##### DATA SHOWN #####
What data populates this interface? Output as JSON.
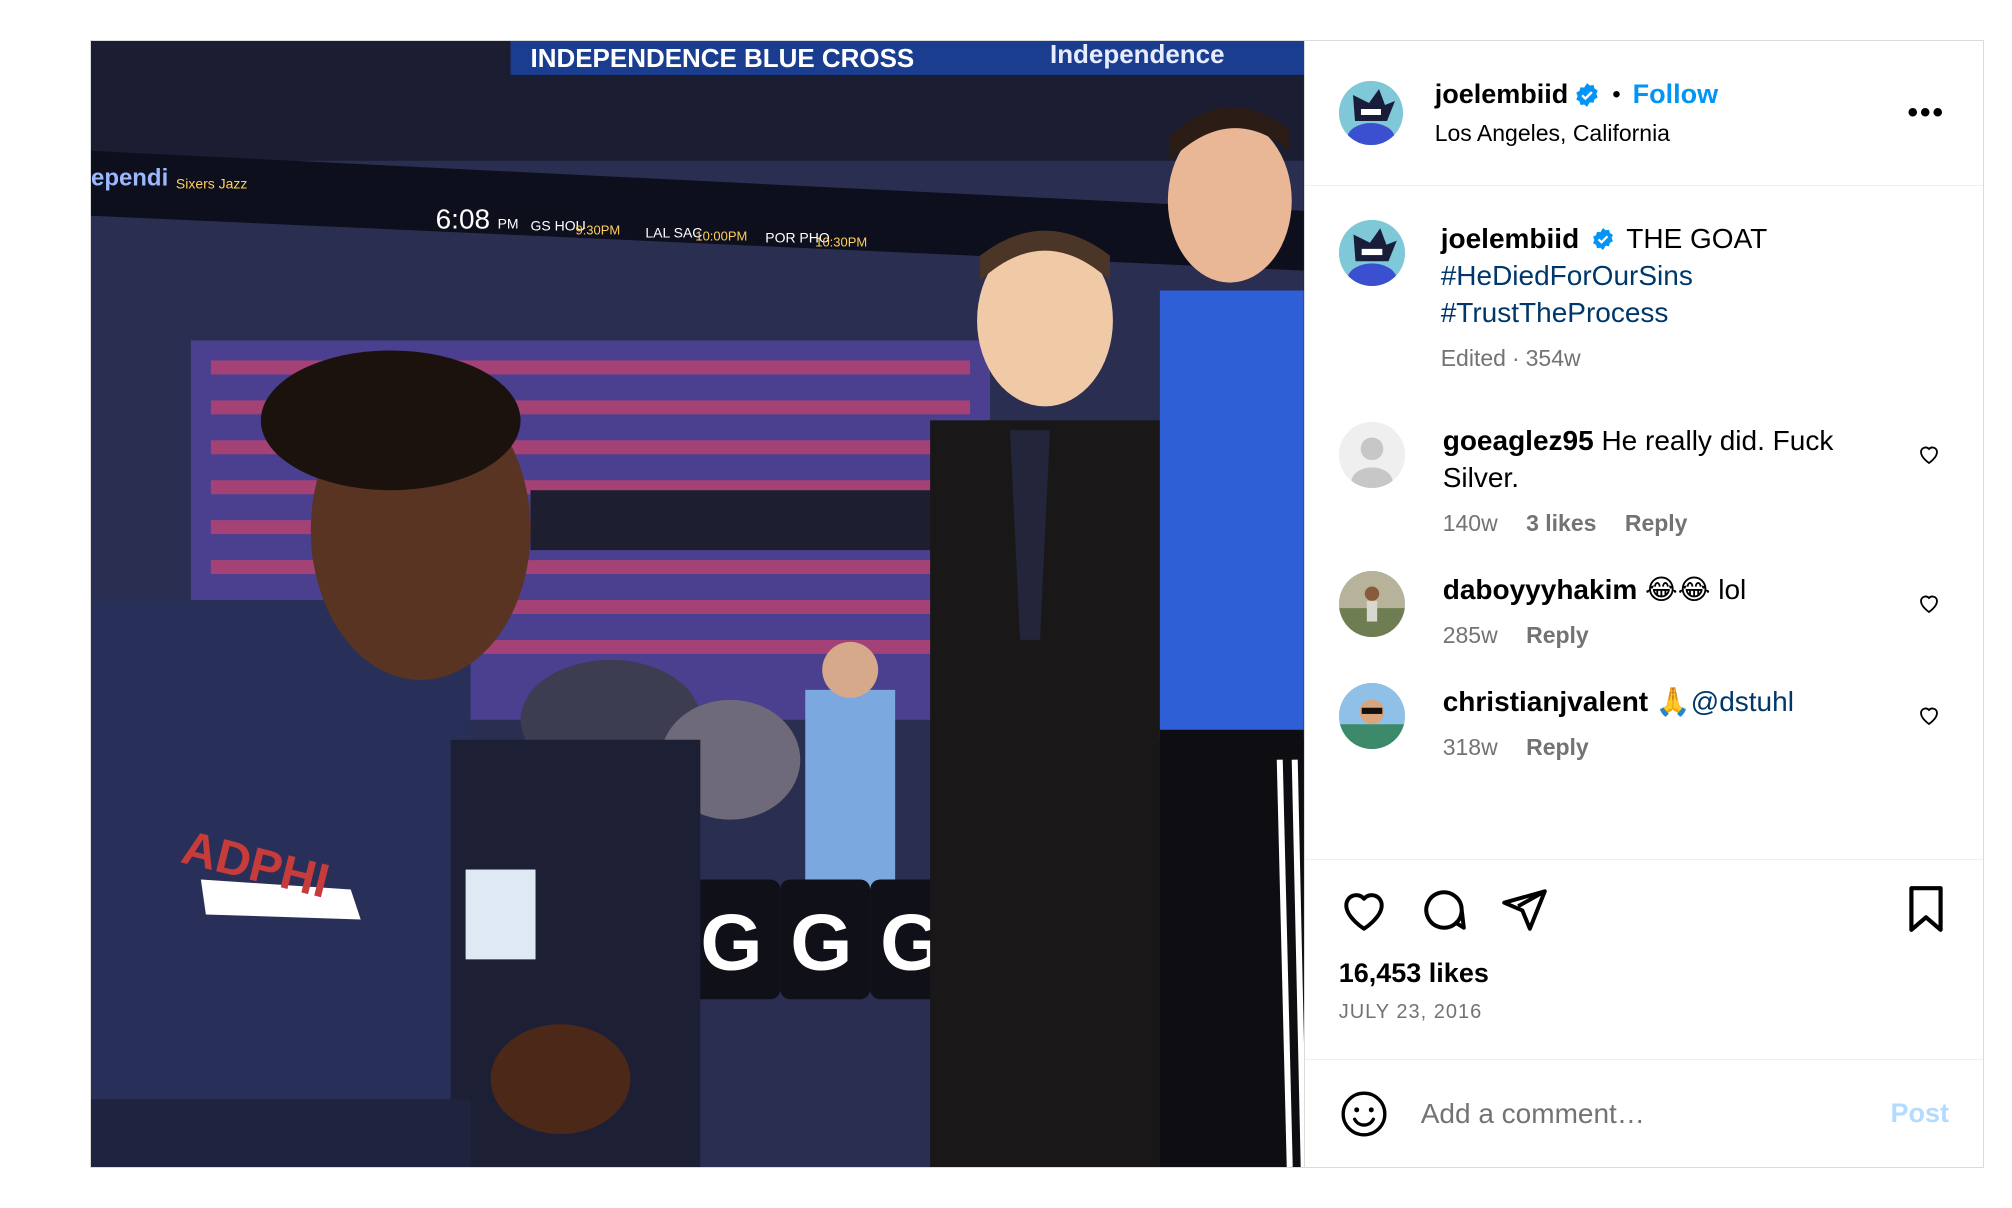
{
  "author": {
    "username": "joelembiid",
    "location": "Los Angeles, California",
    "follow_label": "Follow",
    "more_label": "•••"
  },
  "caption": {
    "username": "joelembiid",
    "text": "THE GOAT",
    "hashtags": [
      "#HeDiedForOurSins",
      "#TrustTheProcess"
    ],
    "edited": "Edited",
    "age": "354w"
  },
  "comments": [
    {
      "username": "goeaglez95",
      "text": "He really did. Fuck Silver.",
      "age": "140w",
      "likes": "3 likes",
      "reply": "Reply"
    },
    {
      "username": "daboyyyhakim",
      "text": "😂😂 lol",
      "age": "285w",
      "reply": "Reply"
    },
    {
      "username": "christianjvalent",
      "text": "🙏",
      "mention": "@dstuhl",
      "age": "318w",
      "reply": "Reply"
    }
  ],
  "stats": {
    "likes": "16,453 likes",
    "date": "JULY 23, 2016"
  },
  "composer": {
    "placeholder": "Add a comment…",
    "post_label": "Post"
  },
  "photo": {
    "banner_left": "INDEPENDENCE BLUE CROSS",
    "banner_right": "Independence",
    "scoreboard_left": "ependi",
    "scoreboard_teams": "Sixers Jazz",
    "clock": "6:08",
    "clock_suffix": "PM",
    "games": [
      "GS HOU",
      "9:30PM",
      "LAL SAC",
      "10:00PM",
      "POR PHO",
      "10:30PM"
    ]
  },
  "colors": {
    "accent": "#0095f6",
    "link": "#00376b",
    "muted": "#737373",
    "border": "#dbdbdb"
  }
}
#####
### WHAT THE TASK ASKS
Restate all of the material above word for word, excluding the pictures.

### TASK SOLUTION
What data populates this interface? Output as JSON.
{
  "author": {
    "username": "joelembiid",
    "location": "Los Angeles, California",
    "follow_label": "Follow",
    "more_label": "•••"
  },
  "caption": {
    "username": "joelembiid",
    "text": "THE GOAT",
    "hashtags": [
      "#HeDiedForOurSins",
      "#TrustTheProcess"
    ],
    "edited": "Edited",
    "age": "354w"
  },
  "comments": [
    {
      "username": "goeaglez95",
      "text": "He really did. Fuck Silver.",
      "age": "140w",
      "likes": "3 likes",
      "reply": "Reply"
    },
    {
      "username": "daboyyyhakim",
      "text": "😂😂 lol",
      "age": "285w",
      "reply": "Reply"
    },
    {
      "username": "christianjvalent",
      "text": "🙏",
      "mention": "@dstuhl",
      "age": "318w",
      "reply": "Reply"
    }
  ],
  "stats": {
    "likes": "16,453 likes",
    "date": "JULY 23, 2016"
  },
  "composer": {
    "placeholder": "Add a comment…",
    "post_label": "Post"
  },
  "photo": {
    "banner_left": "INDEPENDENCE BLUE CROSS",
    "banner_right": "Independence",
    "scoreboard_left": "ependi",
    "scoreboard_teams": "Sixers Jazz",
    "clock": "6:08",
    "clock_suffix": "PM",
    "games": [
      "GS HOU",
      "9:30PM",
      "LAL SAC",
      "10:00PM",
      "POR PHO",
      "10:30PM"
    ]
  },
  "colors": {
    "accent": "#0095f6",
    "link": "#00376b",
    "muted": "#737373",
    "border": "#dbdbdb"
  }
}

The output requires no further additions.